Julia Ann "Julie" Harris (born December 2, 1925) is an American stage, screen, and television actress. She has won five Tony Awards, three Emmy Awards and a Grammy Award, and was nominated for an Academy Award. In 1994, she was awarded the National Medal of Arts. She is a member of the American Theatre Hall of Fame. She also received the 2002 Special Lifetime Achievement Tony Award.
Harris's screen debut was in 1952, repeating her Broadway success as the monumentally lonely teenage girl Frankie in Carson McCullers' The Member of the Wedding, for which she was nominated for the Academy Award for Best Actress. That film also preserves the original Broadway cast performances of Ethel Waters and Brandon DeWilde. That same year, she won her first Best Actress Tony for originating the role of insouciant Sally Bowles in I Am a Camera, the stage version of Christopher Isherwood's Goodbye to Berlin (later musicalized as Cabaret on Broadway in 1966 and, in the 1972 film, with Liza Minnelli as Sally Bowles.) Harris repeated her stage role in the 1955 film version of I Am a Camera. She also appeared in such films as East of Eden (1955), with film icon James Dean (with whom she became close friends), Requiem for a Heavyweight (1962), with Paul Newman in the private-detective film Harper in 1966, and Reflections in a Golden Eye (1967).

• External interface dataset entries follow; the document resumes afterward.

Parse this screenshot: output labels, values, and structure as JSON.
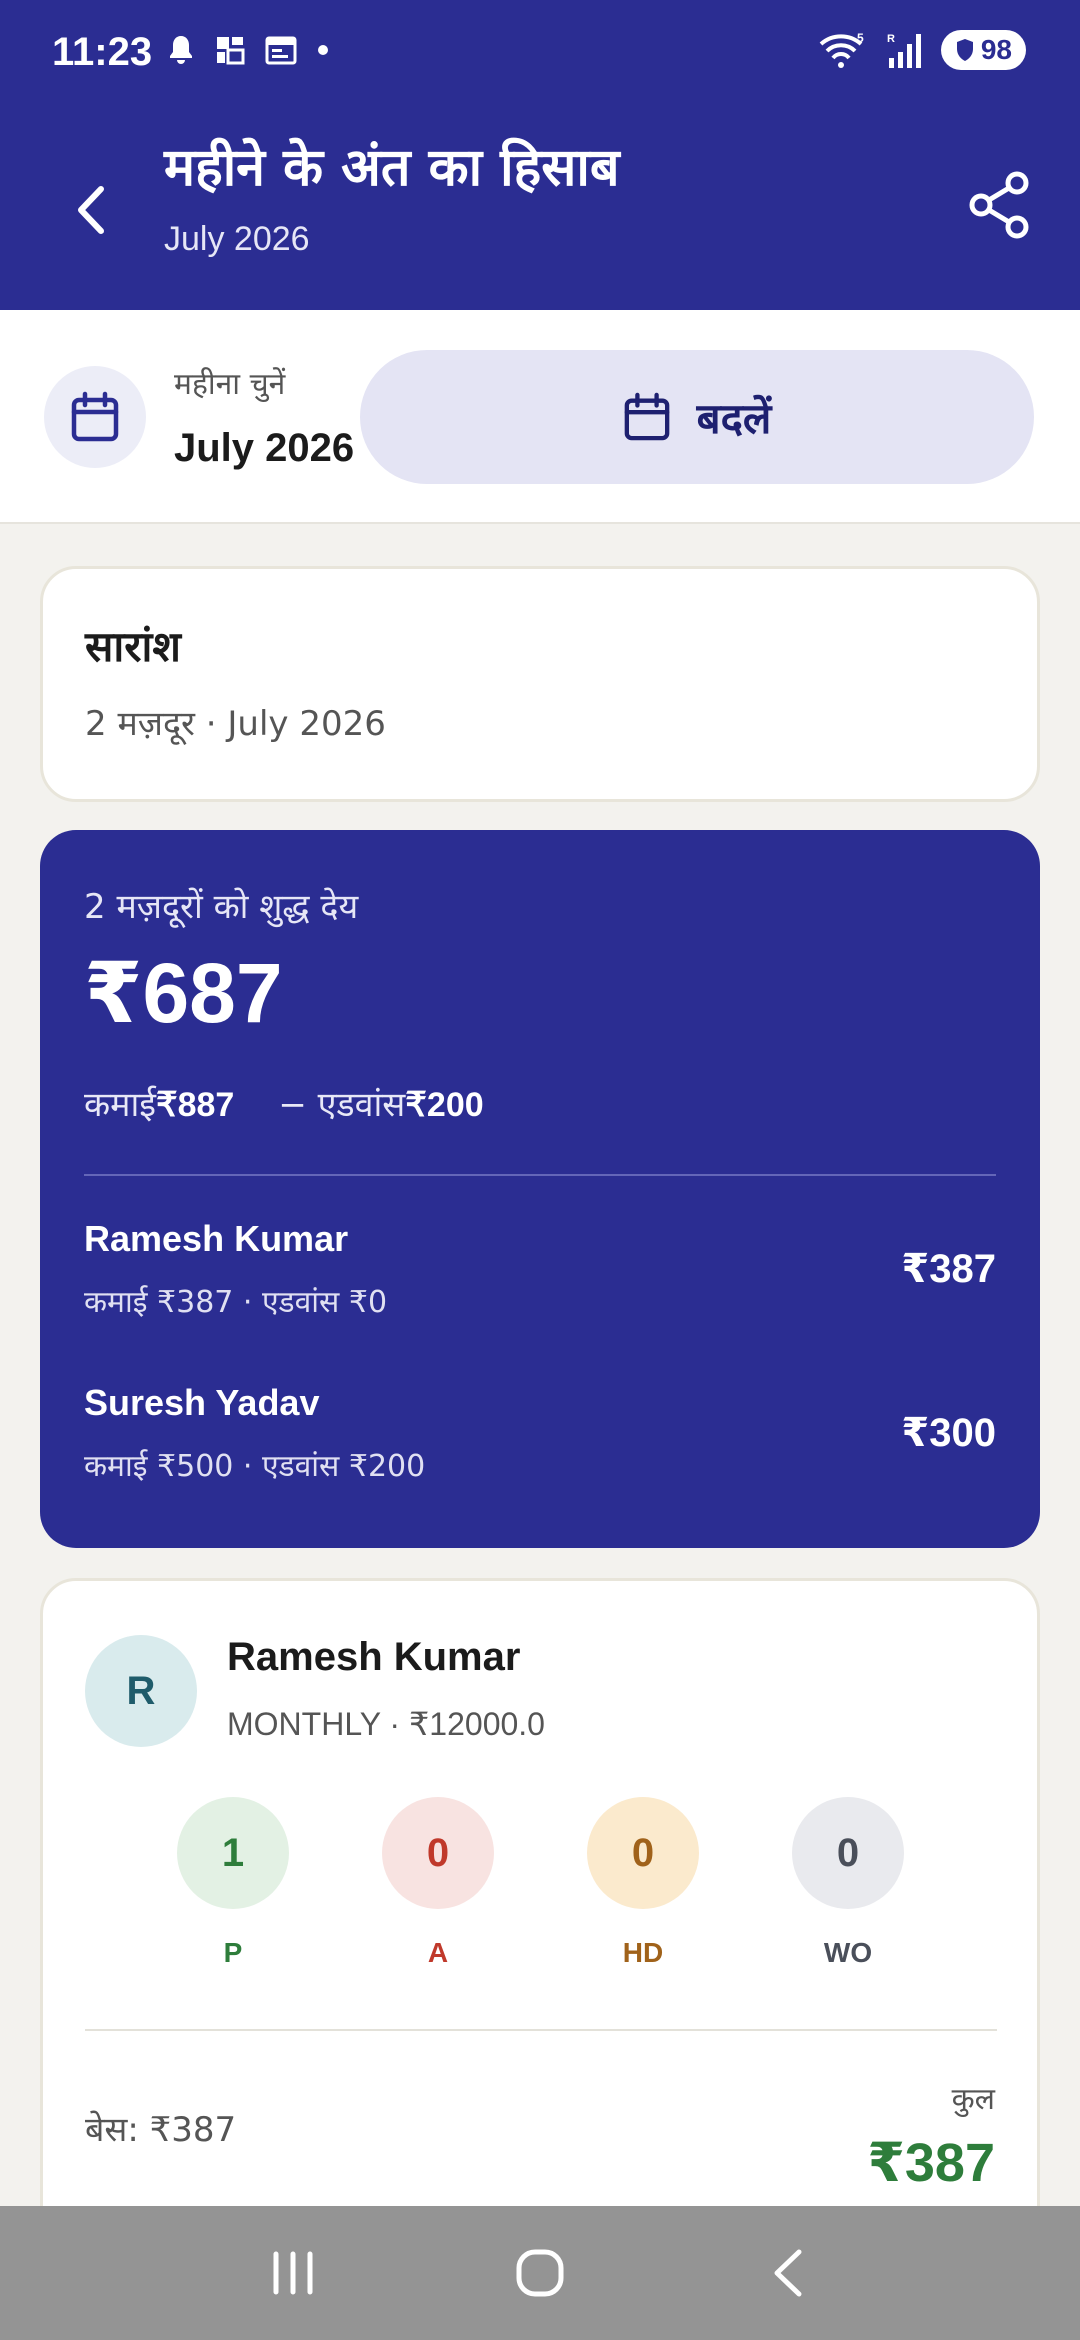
{
  "status_bar": {
    "time": "11:23",
    "battery": "98",
    "icons_left": [
      "bell-icon",
      "sim-icon",
      "calendar-icon",
      "dot-icon"
    ],
    "icons_right": [
      "wifi-icon",
      "signal-icon",
      "battery-icon"
    ]
  },
  "header": {
    "title": "महीने के अंत का हिसाब",
    "subtitle": "July 2026"
  },
  "month_picker": {
    "label": "महीना चुनें",
    "value": "July 2026",
    "change_label": "बदलें"
  },
  "summary": {
    "title": "सारांश",
    "subtitle": "2 मज़दूर · July 2026"
  },
  "net_payable": {
    "label": "2 मज़दूरों को शुद्ध देय",
    "amount": "₹687",
    "earnings_label": "कमाई",
    "earnings_value": "₹887",
    "advance_label": "− एडवांस",
    "advance_value": "₹200",
    "workers": [
      {
        "name": "Ramesh Kumar",
        "detail": "कमाई ₹387 · एडवांस ₹0",
        "net": "₹387"
      },
      {
        "name": "Suresh Yadav",
        "detail": "कमाई ₹500 · एडवांस ₹200",
        "net": "₹300"
      }
    ]
  },
  "worker_card": {
    "initial": "R",
    "name": "Ramesh Kumar",
    "plan": "MONTHLY · ₹12000.0",
    "attendance": [
      {
        "count": "1",
        "label": "P"
      },
      {
        "count": "0",
        "label": "A"
      },
      {
        "count": "0",
        "label": "HD"
      },
      {
        "count": "0",
        "label": "WO"
      }
    ],
    "base": "बेस: ₹387",
    "total_label": "कुल",
    "total": "₹387"
  },
  "colors": {
    "primary": "#2b2d92",
    "present": "#2e7d3b",
    "absent": "#c0392b",
    "half_day": "#a0621a",
    "week_off": "#4a4f5a"
  }
}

Horror film fans remember Harris as the ethereal Eleanor Lance in The Haunting, director Robert Wise's 1963 screen adaptation of a novel by Shirley Jackson, a classic film of the horror genre considered by many to be the scariest movie of all time. Another cast member recalled Harris maintaining a social distance from the other actors while not on set, later explaining that she had done so as a method of emphasizing the alienation from the other characters experienced by her character in the film.